Soldiers deserve better from U.S.
Veterans returning from war are receiving shameful treatment from the bureaucracy that’s supposed to help them with their health and economic needs. Two people who are in a position to improve upon that treatment — Oregon U.S. Sen. Ron Wyden and Gov. Ted Kulongoski — showed last week that they can lend a sympathetic ear to National Guard personnel who have served in Iraq and Afghanistan. Now, they must go further by taking direct and specific steps to address the kind of concerns they heard during a visit to the Tigard National Guard Armory. The senator and the governor got an earful from Guard members about serious problems they have experienced after returning from service in the Middle East. These range from delays in receiving health care to difficulties going back to work in the civilian economy. VA health care for returning soldiers is woefully underfunded. Well-intentioned employers are unable to keep jobs open during multiple and prolonged deployments of the Guard personnel who once worked for them. War-related health problems — such as post-traumatic stress syndrome, psychological damage and traumatic brain injury — are going undetected. These issues have ignited a debate at the national level that Wyden should help address.
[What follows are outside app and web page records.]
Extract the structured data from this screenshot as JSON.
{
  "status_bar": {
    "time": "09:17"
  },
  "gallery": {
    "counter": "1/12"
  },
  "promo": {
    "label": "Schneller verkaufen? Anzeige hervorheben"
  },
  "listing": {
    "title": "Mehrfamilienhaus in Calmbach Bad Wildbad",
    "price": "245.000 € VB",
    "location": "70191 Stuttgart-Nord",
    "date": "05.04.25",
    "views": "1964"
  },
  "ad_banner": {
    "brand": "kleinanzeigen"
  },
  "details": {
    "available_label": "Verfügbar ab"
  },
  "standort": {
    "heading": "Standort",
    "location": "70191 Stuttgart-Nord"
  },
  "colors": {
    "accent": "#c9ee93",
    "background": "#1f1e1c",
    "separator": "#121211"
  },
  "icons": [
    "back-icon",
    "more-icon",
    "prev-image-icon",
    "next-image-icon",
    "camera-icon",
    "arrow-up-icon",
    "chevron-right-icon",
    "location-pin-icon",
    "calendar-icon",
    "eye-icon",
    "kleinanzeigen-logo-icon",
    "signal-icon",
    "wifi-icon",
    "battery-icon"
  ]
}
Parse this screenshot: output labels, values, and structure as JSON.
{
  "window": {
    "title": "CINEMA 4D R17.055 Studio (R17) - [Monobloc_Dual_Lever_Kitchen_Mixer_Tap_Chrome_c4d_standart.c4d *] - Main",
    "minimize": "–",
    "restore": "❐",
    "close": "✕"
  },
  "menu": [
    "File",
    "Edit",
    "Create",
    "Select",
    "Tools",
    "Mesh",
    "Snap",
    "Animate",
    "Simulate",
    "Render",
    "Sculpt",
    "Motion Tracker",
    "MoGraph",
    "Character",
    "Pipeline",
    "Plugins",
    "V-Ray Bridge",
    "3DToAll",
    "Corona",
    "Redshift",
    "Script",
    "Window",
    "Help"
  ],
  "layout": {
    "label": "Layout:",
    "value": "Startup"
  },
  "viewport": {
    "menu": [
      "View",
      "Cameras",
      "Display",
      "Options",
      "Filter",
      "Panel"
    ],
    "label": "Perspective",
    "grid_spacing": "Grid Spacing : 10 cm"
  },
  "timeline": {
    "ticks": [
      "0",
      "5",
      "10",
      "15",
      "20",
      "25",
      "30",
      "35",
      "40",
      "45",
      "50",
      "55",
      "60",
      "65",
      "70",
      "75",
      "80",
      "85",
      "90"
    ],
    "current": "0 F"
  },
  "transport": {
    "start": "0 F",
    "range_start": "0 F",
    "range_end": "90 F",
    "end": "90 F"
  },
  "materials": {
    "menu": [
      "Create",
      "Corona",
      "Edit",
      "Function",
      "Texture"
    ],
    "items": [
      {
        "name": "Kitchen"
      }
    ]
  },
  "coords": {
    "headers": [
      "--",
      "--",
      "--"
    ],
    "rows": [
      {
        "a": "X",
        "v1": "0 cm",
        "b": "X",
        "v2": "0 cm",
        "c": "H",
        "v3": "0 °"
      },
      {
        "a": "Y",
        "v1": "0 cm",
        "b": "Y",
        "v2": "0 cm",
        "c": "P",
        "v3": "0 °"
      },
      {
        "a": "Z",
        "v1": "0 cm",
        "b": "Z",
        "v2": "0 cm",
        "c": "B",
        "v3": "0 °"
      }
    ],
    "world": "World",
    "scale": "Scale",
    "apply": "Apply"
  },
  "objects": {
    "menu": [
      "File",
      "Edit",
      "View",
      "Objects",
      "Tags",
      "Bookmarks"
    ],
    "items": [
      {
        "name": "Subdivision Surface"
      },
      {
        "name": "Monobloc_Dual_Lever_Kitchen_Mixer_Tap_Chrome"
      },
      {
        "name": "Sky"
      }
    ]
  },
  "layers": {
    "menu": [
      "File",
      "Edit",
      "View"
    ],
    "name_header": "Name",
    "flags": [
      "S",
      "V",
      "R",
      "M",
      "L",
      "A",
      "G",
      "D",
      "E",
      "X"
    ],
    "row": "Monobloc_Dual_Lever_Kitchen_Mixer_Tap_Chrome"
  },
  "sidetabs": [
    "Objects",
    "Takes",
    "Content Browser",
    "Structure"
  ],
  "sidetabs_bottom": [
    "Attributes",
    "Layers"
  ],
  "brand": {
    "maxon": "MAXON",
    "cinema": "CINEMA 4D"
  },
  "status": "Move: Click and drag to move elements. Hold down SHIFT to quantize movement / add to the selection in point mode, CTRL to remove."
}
Legislation under consideration in Congress would improve health screenings for returning service personnel, restore veterans’ disability payments, and expand health care access for veterans and their families. Wyden also must press the VA bureaucracy for immediate action. These veterans are suffering now. And Kulongoski, who is responsible for the National Guard when it is in state, must bolster efforts to cut red tape and connect returning veterans with work. Wyden and Kulongoski have shown that they do care about veterans’ welfare. But their Guard visit last week proved that much more needs to be done. Listening politely and making expressions of sympathy cannot be a nation’s or a state’s answer to these soldiers’ plight.